New Jersey Bans Employers From Screening Job Applicants Based on Salary History
On July 25, 2019, New Jersey Acting Governor Sheila Oliver signed A1094 into law, which prohibits employers from screening job applicants based on salary history. New Jersey joins a growing number of states, such as California, Connecticut, and Massachusetts, who have enacted similar prohibitions on the use of wage history in the hiring process. The law takes effect on January 1, 2020. Below are a few key takeaways for New Jersey employers.
The law prohibits employers from:
- Screening job applicants because of the applicant’s salary history, including but not limited to wages, salaries, and benefits information.
- Requiring a job applicant’s salary history to meet a minimum or maximum criteria.
The law does not prohibit employers from:

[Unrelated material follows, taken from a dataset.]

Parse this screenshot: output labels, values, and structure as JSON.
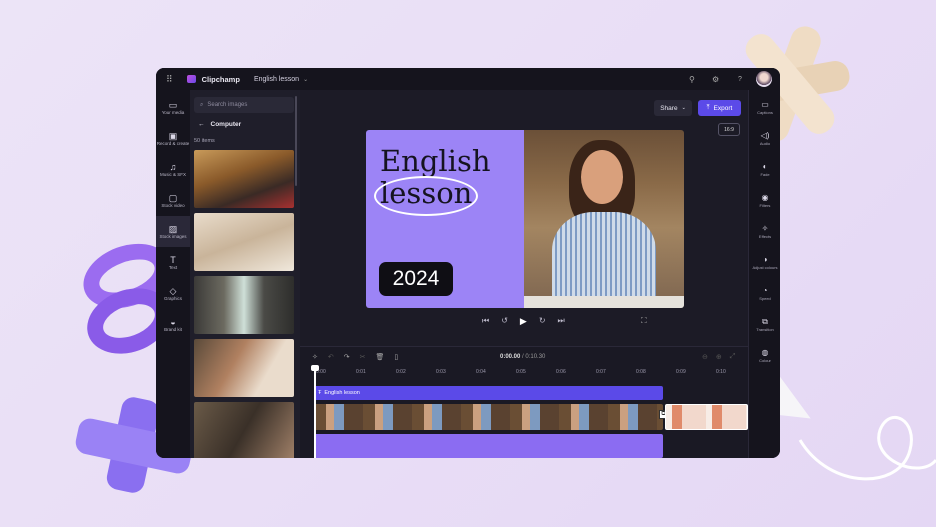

- Considering a job applicant’s salary to determine the applicant’s compensation package if the applicant “voluntarily, without employer prompting or coercion, provides the employer with salary history.”
- After a job offer has been made that includes information on the compensation package, requesting the job applicant to provide a written authorization to confirm salary, compensation, and benefits.
- Considering the salary or wage history of internal job applicants (i.e., transfers and promotions).
- Considering the salary or wage history of a job applicant who previously worked for the employer, where the employer already has knowledge of said history.
- Inquiring about a job applicant’s experience with incentive and commission plans if such plans are a component of the compensation package of the job opening to which the applicant applied. Employers may not ask the applicant about the applicant’s earnings with respect his or her experience with incentive and commission plans.
- Taking action required by federal law with respect to verification or disclosure of a job applicant’s salary history.
- Conducting a background check of a job applicant, provided the employer specifies that salary information shall not be disclosed. If salary information is inadvertently disclosed as a result of the background check, the employer must destroy the information and is prohibited from using it when determining the salary, benefits, or other compensation for the applicant.
Employers who violate the law face penalties of up to $1,000 for the first violation, $5,000 for the second violation, and $10,000 for any subsequent violation. The law also amends the New Jersey Law Against Discrimination (LAD) to make the screening of job applicants who are members of a protected category based on salary history an unlawful employment practice. If the applicant is a member of a protected category, the employer is subject to the penalties available under the LAD, with the exception of punitive damages.
Over the next few months, New Jersey employers should consider whether their current policies, procedures, practices, and forms comply with the law before it takes effect.